“‘The situation is constantly changing. A friend can become an enemy, and an enemy can become a friend. Life is fickle and changes like the weather or how you feel. We must be ready for the changes coming to us.’
‘It does not matter how many buildings, schools and hospitals we build or how many bridges we build. These are all material goods. The real spirit is beyond progress, it is the spirit of a person with his mind and abilities.’”
Zhelninova said that those words for her were a call to action. She contacted David Berezin, CEO of Health Plus, and they decided to create the company.
ZHELNINOVA’s VISION is in line with the aim of the country’s top health officials.

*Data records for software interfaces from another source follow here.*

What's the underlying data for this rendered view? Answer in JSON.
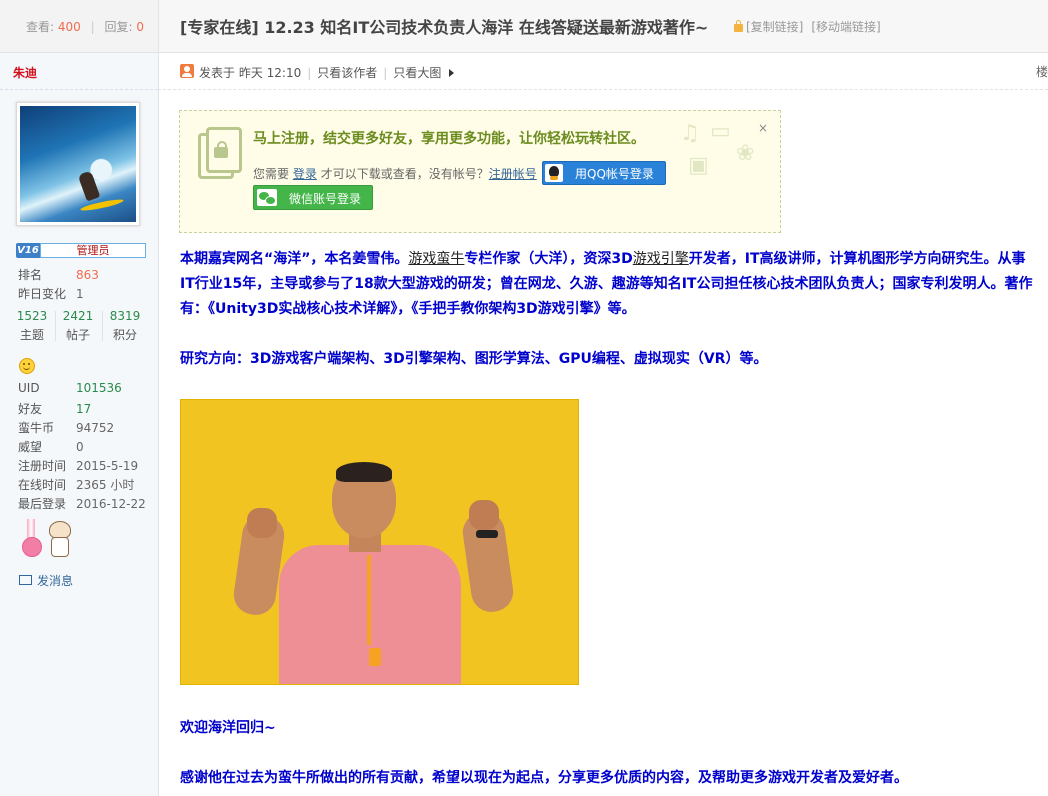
{
  "topbar": {
    "views_label": "查看:",
    "views": "400",
    "replies_label": "回复:",
    "replies": "0",
    "title": "[专家在线] 12.23 知名IT公司技术负责人海洋 在线答疑送最新游戏著作~",
    "copy_link": "[复制链接]",
    "mobile_link": "[移动端链接]"
  },
  "user": {
    "name": "朱迪",
    "level": "V16",
    "role": "管理员",
    "stats_top": [
      {
        "k": "排名",
        "v": "863"
      },
      {
        "k": "昨日变化",
        "v": "1"
      }
    ],
    "tri": [
      {
        "n": "1523",
        "l": "主题"
      },
      {
        "n": "2421",
        "l": "帖子"
      },
      {
        "n": "8319",
        "l": "积分"
      }
    ],
    "stats": [
      {
        "k": "UID",
        "v": "101536"
      },
      {
        "k": "好友",
        "v": "17"
      },
      {
        "k": "蛮牛币",
        "v": "94752"
      },
      {
        "k": "威望",
        "v": "0"
      },
      {
        "k": "注册时间",
        "v": "2015-5-19"
      },
      {
        "k": "在线时间",
        "v": "2365 小时"
      },
      {
        "k": "最后登录",
        "v": "2016-12-22"
      }
    ],
    "send_msg": "发消息"
  },
  "post_meta": {
    "posted": "发表于 昨天 12:10",
    "author_only": "只看该作者",
    "big_image": "只看大图",
    "right_char": "楼"
  },
  "login_box": {
    "title": "马上注册，结交更多好友，享用更多功能，让你轻松玩转社区。",
    "line_prefix": "您需要",
    "login": "登录",
    "line_mid": "才可以下载或查看，没有帐号？",
    "register": "注册帐号",
    "qq_login": "用QQ帐号登录",
    "wechat_login": "微信账号登录",
    "close": "×"
  },
  "article": {
    "p1_a": "本期嘉宾网名“海洋”，本名姜雪伟。",
    "p1_link1": "游戏蛮牛",
    "p1_b": "专栏作家（大洋），资深3D",
    "p1_link2": "游戏引擎",
    "p1_c": "开发者，IT高级讲师，计算机图形学方向研究生。从事IT行业15年，主导或参与了18款大型游戏的研发；曾在网龙、久游、趣游等知名IT公司担任核心技术团队负责人；国家专利发明人。著作有：《Unity3D实战核心技术详解》，《手把手教你架构3D游戏引擎》等。",
    "p2": "研究方向：3D游戏客户端架构、3D引擎架构、图形学算法、GPU编程、虚拟现实（VR）等。",
    "p3": "欢迎海洋回归~",
    "p4": "感谢他在过去为蛮牛所做出的所有贡献，希望以现在为起点，分享更多优质的内容，及帮助更多游戏开发者及爱好者。"
  },
  "colors": {
    "accent_red": "#f26c4f",
    "article_blue": "#0000cc",
    "login_green": "#6b8c1f",
    "qq_blue": "#2a82d8",
    "wechat_green": "#44b549"
  },
  "icons": [
    "lock-icon",
    "user-post-icon",
    "arrow-right-icon",
    "register-lock-icon",
    "qq-penguin-icon",
    "wechat-icon",
    "smile-icon",
    "envelope-icon",
    "close-icon"
  ]
}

Dr. Marwan Al Mulla, CEO of the Health Regulation Sector of the Dubai Health Authority, told the Post that the country’s Unified Healthcare Professional Qualification Requirements are more flexible than those in other countries, and he envisions that “it is natural now, since the Abraham Accords, with Israel leading in healthcare, that a lot of Israeli doctors will come here to work.”
He cited the April establishment by Aviv Scientific, the Israeli company that leads the field of research and treatment in the aging process, of a medical center in Dubai.
The center in Dubai is expected to employ 100 staff members and includes a multidisciplinary team of doctors, nurses, neuropsychologists, physiologists, dietitians, hyperbaric technicians, data and technology personnel, an article published earlier this year in the Post described.
Al Mulla said there is a shortage of nurses and doctors in the UAE, like in much of the rest of the world, including Israel, and the country is working hard to attract top healthcare professionals from abroad.
The UAE offers a 10-year “golden visa,” which some equate to a green card, which makes it easier to take up residency in the country.
“We will welcome all specialities,” Al Mulla said, noting that the Health Authority’s strategic plan includes bringing precision medicine, stem cell gene therapy and other innovative treatments to the UAE.
Pluristem, a Haifa-based regenerative medicine company whose core treatment is made from placenta cells, signed a deal in August of last year with Abu Dhabi Stem Cells Center to collaborate on the development of cell therapies.
At the Global Investment Forum, the CEO of Israel’s Immunia, which has built the largest proprietary data set in the world for clinical immunological data, shared that it already has an Emirati investor.
“I think collaboration with Israel, especially opening new centers in Dubai, will help us,” Al Mulla said.
Zhelninova’s vision does necessarily mean Israeli doctors would have to move to the UAE. Rather, her centers of excellence would focus on training the doctors already in the country to better utilize telemedicine, artificial intelligence, remote control devices, teleradiology, telepathology and more. In her model, doctors from abroad could also offer this care using these same techniques, meaning by phone or video.
Zhelninova said that she believes science and medicine are the foundation for peace in the Middle East.
“I love my profession from the bottom of my heart,” she told the Post, adding that when you are saving lives “there is no need to fight – it is that simple.”